also in Vin.ii.291. The incident took place after the Buddha's death.
His encounter in his park the
Udakavana with Pindola Bhāradvāja, in somewhat similar circumstances, did not,
however, end so happily. Udena's women had given Pindola their robes, and when
the king questioned Pindola as to the appropriateness of the gift, he remained
silent. Udena threatened to have him bitten by red ants; but Pindola vanished
through the air. (SnA.ii.514-5; SA.iii.27; in a previous birth too, as Mandavya,
Udena had been guilty of abusing holy men, see the
Mātanga Jātaka, J. iv.375ff).
Later (S.iv.110f) we find him visiting Pindola again on friendly terms and
receiving information as to how young members of the Order succeeded in curbing
their passions in spite of their youth. In this context Udena calls himself a
follower of the Buddha.
Udena had a son named Bodhi (J.iii.157),
among whose activities the building of a palace, called Kokanada, is specially
recorded. It is clear from the incident of the presentation of robes to Ananda,
referred to above, as well as by a definite statement to that effect contained
in the Petavatthu Commentary (p.140), that Udena survived the Buddha; but
whether his son Bodhi succeeded him or not is not known.
Among Udena's possessions mention is
made of his bow, requiring one thousand men to string it (DhA.i.216), and of his
elephant Bhaddavatikā (J.iv.384).
Udena is sometimes referred to as
Vamsarājā (king of the Vamsas) (E.g., J. iv.375; the Dvy. e.g., 528, calls him
Vatsarājā), the Vamsas or the Vacchas being the inhabitants of Kosambī.
Udāna Commentary (p.382) he is called Vajjirājā. The Milinda-pañha (p.291) tells
a story of a woman called Gopāla-mātā, who became a queen of Udena. She was the
daughter of peasant-folk, and, being poor, she sold her hair for eight pennies,
with which she gave a meal to Mahā Kaccāna and his seven companions. That very
day she became Udena's queen.
2. Udena. A thera. He once stayed, after
the Buddha's death, in the Khemiyambavana near Benares. There the brahmin
Ghotamukha visited him. Their conversation is recorded in the
Ghotamukha Sutta. At the end of Udena's sermon, the brahmin offered to share with him the
daily allowance he received from the Anga king. This offer was refused, and at
Udena's suggestion Ghotamukha built an assembly-hall for monks at Pātaliputta;
this assembly-hall was named after him (M.ii.157ff).
See also Udena (9).
3. Udena.An upāsaka of Kosala. He built
a vihāra for the Order, and he invited monks for its dedication, which took
place during the Vassa. It being against the rules to go on a journey before the
Vassa, the monks asked him to postpone the dedication. This annoyed him. When
the matter was referred to the Buddha, he altered the rule so that a journey
lasting not more than seven days could be undertaken during the Vassa.

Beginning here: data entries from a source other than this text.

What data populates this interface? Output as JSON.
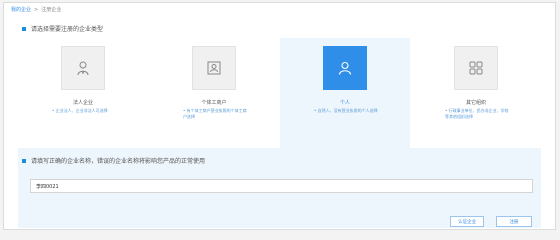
{
  "breadcrumb": {
    "home": "我的企业",
    "separator": ">",
    "current": "注册企业"
  },
  "section1": {
    "title": "请选择需要注册的企业类型"
  },
  "cards": [
    {
      "name": "法人企业",
      "desc": "企业法人、企业非法人可选择",
      "icon": "person-badge-icon",
      "selected": false
    },
    {
      "name": "个体工商户",
      "desc": "有个体工商户营业执照的个体工商户选择",
      "icon": "portrait-icon",
      "selected": false
    },
    {
      "name": "个人",
      "desc": "自然人，没有营业执照的个人选择",
      "icon": "user-icon",
      "selected": true
    },
    {
      "name": "其它组织",
      "desc": "行政事业单位、民办非企业、学校等其他组织选择",
      "icon": "grid-icon",
      "selected": false
    }
  ],
  "section2": {
    "title": "请填写正确的企业名称，错误的企业名称将影响您产品的正常使用"
  },
  "form": {
    "company_name_value": "李四0021"
  },
  "buttons": {
    "certify": "认证企业",
    "register": "注册"
  },
  "colors": {
    "accent": "#2f8fe8",
    "selected_bg": "#eef6fd"
  }
}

4. Udena Thera. The personal attendant
of Sumana Buddha. Bu.v.24; J. i.34.
5. Udena. A king. He joined the Order
under Kondañña Buddha, with ninety crores of followers, all of whom became
6. Udena. A yakkha. See Udena Cetiya.
7. Udena. A king, father of
Buddha (Bu.xvii.13); also called Jayasena (BuA.187).
8. Udena. A king, a former birth of Ukkhepakata-vaccha Thera (ThagA.ii.148), called in the Apadāna (i.56),
9. Udena Thera. An arahant, probably
identical with Udena (2). During the time of Padumuttara Buddha he was a hermit,
with eighty-four thousand others, living in a hermitage near Paduma-pabbata in
the Himālaya. Having heard the Buddha's praises from a yakkha, he visited
Padumuttara, offered him a lotus flower and spoke verses in praise of him.